Deep Cleaning with Detergent and Soap
How to Dispense Soap with a Pressure Washer
Cleaning twice as hard won't matter if you aren't using the right supplies for the task.
When pressure washing alone doesn't do the trick, detergents make it twice as easy to remove tough dirt and stains. Detergents and soaps will work the tough stuff loose so your pressure washer can clear everything away for a clean, new look.
There are various types of cleaning detergents that are designed for specific tasks, but make sure you only use pressure washer detergents, and never anything that contains bleach, as bleach will damage your pressure washer.
Concentrated Vs Ready-To-Use Detergent
You can get detergents that are concentrated or ready to use based on your intended use. Ready-to-use detergents can be added directly to your detergent tank as-is, and concentrated detergents need to be mixed with the appropriate amount of water to get a proper ratio.
If you don't use detergent often, it might be beneficial to buy the ready-to-use detergent so you can use it out of the container immediately and not worry about mixing the proper ratios in a separate bucket/tank.
Types of Detergents by Application
Different surfaces require different detergents. You'll need to choose a type of detergent that is made specifically for your application.
For example, when you're cleaning concrete, you'll use a specific concrete detergent that can remove deep-down oil stains from your garage or driveway. If you use the same detergent on your car, you could strip the paint off, too.
Vehicle detergents aren't all treated the same. There are specific detergents for boats, others for cars, and specially formulated detergents for motorcycles and RVs. The dirt, road salt, and dead bugs you remove from your car or truck will need different treatment than the water and algae deposits you clean off of your boat. And the exposed components on your motorcycle may require a different solution than the decals and compartments on the outside of your RV.

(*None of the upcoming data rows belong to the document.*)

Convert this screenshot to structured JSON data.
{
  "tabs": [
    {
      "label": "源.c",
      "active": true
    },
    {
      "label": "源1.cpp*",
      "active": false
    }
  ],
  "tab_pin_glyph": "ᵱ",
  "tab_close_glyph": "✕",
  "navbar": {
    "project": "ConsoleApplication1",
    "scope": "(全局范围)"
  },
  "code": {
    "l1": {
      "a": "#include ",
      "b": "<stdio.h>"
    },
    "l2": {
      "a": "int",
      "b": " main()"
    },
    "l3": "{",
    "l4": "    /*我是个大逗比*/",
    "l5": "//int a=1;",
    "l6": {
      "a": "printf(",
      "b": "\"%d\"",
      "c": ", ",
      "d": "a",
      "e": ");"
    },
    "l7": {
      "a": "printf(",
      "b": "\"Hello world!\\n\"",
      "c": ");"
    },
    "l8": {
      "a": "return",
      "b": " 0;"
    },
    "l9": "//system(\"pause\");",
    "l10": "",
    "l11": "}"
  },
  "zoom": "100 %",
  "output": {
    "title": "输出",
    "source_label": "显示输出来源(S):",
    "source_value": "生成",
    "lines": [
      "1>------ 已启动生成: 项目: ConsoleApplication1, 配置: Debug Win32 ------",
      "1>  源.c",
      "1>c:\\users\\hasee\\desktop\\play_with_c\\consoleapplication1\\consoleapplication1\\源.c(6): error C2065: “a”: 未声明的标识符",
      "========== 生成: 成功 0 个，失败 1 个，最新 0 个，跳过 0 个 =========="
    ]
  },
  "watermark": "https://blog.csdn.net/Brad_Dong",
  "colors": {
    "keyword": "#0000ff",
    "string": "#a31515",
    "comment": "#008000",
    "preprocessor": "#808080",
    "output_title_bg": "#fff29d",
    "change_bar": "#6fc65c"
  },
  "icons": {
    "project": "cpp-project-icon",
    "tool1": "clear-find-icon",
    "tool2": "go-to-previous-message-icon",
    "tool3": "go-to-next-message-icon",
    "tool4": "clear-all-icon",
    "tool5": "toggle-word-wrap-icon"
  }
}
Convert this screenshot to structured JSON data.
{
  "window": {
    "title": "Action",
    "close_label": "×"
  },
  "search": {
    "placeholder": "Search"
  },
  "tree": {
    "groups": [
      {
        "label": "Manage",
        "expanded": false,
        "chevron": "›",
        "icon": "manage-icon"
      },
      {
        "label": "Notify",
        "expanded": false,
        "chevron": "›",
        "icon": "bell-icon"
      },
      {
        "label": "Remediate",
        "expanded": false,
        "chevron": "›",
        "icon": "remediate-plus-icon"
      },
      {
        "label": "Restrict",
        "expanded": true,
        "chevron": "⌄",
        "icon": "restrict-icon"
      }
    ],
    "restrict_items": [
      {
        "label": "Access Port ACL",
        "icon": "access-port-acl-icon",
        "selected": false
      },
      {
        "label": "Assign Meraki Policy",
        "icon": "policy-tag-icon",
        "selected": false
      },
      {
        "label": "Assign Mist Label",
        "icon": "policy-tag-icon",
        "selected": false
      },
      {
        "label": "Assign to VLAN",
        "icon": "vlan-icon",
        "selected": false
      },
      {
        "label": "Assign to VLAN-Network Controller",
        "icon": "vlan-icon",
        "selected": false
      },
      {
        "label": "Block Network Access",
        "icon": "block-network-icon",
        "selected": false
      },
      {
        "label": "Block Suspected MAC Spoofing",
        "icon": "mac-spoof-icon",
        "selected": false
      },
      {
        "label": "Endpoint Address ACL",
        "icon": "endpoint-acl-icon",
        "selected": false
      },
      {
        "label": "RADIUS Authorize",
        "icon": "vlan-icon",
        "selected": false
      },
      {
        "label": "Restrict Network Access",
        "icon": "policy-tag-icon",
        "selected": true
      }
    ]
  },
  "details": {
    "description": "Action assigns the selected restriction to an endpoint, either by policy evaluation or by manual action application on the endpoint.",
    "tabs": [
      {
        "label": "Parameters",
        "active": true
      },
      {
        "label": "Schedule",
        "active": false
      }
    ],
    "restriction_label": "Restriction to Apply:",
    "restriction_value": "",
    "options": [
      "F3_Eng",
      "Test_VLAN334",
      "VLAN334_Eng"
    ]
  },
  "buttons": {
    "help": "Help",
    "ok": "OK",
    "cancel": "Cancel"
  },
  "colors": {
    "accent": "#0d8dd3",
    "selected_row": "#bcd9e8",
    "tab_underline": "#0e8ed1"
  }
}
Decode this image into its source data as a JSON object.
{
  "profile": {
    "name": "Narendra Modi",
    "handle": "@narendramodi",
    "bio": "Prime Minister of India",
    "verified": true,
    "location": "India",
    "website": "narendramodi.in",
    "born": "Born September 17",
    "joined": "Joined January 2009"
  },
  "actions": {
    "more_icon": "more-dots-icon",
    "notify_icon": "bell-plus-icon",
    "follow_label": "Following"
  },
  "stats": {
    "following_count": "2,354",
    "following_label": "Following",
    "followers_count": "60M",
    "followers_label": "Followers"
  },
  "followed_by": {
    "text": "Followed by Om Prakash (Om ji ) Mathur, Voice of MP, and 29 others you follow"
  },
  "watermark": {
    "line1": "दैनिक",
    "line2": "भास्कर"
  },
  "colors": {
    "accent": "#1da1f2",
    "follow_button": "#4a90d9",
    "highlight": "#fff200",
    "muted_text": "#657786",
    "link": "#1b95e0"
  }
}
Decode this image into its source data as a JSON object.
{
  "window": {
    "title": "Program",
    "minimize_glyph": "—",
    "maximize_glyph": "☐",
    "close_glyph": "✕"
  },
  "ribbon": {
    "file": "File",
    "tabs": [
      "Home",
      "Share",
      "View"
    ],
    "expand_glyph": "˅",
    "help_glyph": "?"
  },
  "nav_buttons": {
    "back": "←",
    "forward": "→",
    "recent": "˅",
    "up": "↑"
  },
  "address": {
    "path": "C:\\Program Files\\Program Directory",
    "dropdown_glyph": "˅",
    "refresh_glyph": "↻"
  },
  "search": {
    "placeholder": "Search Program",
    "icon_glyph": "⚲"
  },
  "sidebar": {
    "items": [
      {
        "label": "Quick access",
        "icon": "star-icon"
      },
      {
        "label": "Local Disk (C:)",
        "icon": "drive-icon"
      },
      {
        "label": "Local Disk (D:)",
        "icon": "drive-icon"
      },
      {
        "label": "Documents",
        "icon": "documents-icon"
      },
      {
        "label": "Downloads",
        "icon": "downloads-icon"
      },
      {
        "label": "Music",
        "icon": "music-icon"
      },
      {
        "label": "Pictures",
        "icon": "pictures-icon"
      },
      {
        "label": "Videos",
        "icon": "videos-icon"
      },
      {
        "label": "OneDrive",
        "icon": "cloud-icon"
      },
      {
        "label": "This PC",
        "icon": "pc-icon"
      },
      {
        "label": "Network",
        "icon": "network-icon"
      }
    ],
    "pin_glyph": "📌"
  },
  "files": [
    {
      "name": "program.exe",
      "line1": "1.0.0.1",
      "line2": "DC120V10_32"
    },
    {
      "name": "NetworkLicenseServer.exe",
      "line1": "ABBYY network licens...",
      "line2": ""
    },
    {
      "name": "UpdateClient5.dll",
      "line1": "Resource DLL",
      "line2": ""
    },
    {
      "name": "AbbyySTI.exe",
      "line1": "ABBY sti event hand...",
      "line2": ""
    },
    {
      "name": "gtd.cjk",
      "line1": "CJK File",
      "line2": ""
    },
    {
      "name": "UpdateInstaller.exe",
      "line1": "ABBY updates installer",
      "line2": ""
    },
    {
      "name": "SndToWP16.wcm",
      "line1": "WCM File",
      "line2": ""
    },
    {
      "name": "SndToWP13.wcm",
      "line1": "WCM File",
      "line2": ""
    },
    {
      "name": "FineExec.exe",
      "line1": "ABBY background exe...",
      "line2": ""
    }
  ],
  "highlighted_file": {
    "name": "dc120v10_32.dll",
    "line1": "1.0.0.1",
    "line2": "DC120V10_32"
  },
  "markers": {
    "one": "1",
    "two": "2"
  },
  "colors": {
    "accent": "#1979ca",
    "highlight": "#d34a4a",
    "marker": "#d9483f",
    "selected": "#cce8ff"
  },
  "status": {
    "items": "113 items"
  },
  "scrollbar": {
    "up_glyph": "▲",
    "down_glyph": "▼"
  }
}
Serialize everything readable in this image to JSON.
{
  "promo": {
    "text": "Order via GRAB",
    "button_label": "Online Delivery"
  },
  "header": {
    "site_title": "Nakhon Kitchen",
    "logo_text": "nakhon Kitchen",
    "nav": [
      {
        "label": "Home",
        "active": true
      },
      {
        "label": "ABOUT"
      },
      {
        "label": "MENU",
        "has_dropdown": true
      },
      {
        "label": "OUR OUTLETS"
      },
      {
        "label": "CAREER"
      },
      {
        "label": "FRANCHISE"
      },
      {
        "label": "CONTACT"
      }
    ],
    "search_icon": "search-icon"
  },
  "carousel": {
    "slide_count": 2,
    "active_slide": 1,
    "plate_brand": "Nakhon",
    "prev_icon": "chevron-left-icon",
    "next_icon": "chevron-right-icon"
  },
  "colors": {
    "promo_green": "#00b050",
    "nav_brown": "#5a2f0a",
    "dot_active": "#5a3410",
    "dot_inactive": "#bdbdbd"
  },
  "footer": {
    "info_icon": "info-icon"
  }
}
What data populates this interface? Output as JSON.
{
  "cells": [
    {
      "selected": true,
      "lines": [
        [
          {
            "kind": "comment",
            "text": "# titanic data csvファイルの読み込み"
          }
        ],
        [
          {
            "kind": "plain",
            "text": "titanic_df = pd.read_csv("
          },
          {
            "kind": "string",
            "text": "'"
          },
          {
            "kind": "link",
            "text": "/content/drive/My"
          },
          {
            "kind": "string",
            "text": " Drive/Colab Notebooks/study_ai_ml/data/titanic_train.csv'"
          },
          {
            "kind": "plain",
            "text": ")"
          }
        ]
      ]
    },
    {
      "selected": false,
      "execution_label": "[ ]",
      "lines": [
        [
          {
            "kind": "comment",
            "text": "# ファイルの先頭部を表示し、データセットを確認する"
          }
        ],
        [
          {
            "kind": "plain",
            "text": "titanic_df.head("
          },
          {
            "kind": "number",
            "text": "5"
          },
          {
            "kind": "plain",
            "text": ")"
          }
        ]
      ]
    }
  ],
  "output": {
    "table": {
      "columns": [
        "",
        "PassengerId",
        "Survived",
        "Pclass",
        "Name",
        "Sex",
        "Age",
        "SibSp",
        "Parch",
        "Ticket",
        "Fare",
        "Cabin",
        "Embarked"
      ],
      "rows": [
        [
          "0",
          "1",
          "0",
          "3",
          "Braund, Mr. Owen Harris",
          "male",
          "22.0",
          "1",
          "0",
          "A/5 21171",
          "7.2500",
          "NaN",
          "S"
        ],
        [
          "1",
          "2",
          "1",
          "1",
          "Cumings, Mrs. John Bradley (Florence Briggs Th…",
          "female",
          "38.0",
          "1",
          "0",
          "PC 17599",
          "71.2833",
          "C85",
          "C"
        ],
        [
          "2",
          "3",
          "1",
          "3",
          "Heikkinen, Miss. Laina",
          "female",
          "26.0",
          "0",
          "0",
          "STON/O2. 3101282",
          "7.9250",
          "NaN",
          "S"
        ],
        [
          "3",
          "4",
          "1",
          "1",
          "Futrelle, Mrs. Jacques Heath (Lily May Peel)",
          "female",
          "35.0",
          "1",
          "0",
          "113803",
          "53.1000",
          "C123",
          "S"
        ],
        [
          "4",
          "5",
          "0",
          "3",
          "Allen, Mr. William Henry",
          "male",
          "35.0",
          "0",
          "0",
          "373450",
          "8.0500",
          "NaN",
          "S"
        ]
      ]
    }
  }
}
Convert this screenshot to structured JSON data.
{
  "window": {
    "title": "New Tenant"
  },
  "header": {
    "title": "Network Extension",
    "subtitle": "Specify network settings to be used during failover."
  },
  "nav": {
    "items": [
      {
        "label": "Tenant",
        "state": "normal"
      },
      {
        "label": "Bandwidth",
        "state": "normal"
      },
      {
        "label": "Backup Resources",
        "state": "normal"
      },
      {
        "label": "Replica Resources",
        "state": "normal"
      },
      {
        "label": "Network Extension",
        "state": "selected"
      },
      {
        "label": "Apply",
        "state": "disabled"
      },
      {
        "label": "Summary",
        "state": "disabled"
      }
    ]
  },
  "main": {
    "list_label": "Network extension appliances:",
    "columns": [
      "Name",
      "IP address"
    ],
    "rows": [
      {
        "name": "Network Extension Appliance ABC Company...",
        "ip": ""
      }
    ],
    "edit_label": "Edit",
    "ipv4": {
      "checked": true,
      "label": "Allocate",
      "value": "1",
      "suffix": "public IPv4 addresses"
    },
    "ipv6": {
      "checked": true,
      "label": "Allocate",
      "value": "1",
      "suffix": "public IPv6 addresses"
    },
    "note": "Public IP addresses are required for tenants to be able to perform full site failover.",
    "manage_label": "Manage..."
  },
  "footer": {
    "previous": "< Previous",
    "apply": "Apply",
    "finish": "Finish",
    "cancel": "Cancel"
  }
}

House cleaning detergents are specially formulated to remove deeply embedded dirt from your siding without damaging it or fading its color. However, when you're cleaning a deck or fence, you'll want to use deck & fence detergent designed specifically for those surfaces, removing dirt and grass stains from the wood.
But there are more general-purpose detergents that will work on multiple surfaces. They aren't designed to work as well for specific applications, but you can get degreaser detergents, general-purpose detergents, and full soap kits that include different types for different applications to save you from buying them individually.
We recommend using detergents that are specifically designed for each application for the best results, but a general-purpose cleaner is good to have on hand for large cleaning jobs when you don't want to be changing detergents frequently.
How to Clean Using Detergent
Most pressure washers today feature onboard detergent tanks. Pressure washer soap dispensers make cleaning much easier as you can move your pressure washer around without worrying about moving a bucket. Some, however, will not have these tanks and will require the use of a bucket to insert your detergent hose into.
After you've filled your detergent tank, make sure the valve is turned to "On" so the detergent will be applied as you spray. Switch to a low-pressure detergent nozzle, as high-pressure nozzles will not work with detergent. Spray in an upward motion with your detergent to prevent streaking, and overlap each pass slightly to ensure you don't leave anything untreated.
Once you're finished applying your detergent, allow it to do its magic for about 5-10 minutes. However, don't allow it to dry. On hot, sunny, or windy days, you may have to reapply detergent after a few minutes to make sure it's not drying onto the surface.
Once the soap has had time to loosen the dirt and stains, switch your detergent tank valve to "Off" and squeeze your sprayer nozzle trigger to flush the remaining detergent out of the line. Change your nozzle to a higher-pressure nozzle that's appropriate for what you're cleaning.
Clean the detergent and grime away from top to bottom to ensure it's fully rinsed clean, then gently spray the surrounding area to clean the soap off of the foliage and further dilute the remaining detergent so it doesn't damage your plants.
Sanitizers, Disinfectants, and Other ChemicalsWhen soap or detergent just doesn't cut it, chemical injectors and more powerful sanitizing solutions could be what you need. These types of cleaning solutions are designed to kill most bacteria and other organisms when needed.